Would you filter these records and copy every line that has the word "data"?

> _Record set_
________________
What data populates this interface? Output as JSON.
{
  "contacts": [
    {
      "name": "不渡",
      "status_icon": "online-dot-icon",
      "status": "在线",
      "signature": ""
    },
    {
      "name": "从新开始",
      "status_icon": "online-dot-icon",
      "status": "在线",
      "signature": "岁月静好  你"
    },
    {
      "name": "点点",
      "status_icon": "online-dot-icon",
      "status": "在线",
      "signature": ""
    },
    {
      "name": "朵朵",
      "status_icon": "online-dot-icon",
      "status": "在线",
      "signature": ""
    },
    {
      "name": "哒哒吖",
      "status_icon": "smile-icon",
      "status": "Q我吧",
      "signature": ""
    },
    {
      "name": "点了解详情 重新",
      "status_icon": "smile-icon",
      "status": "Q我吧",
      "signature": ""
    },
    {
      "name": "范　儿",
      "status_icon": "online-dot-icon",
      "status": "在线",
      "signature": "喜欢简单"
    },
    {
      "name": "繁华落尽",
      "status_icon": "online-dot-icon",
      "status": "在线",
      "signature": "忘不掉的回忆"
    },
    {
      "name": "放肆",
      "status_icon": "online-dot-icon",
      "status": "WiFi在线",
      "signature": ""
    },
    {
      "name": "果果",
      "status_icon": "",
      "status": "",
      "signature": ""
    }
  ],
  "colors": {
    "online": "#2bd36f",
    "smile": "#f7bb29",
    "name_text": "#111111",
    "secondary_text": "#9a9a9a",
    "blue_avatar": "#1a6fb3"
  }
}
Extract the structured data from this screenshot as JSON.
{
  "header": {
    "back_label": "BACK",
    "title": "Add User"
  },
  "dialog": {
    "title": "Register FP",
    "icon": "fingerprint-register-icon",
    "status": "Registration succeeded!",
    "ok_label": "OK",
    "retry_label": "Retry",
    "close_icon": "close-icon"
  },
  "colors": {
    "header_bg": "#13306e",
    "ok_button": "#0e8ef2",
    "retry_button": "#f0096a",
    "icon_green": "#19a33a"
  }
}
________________
> _Result of the task_
What data populates this interface? Output as JSON.
Extract the structured data from this screenshot as JSON.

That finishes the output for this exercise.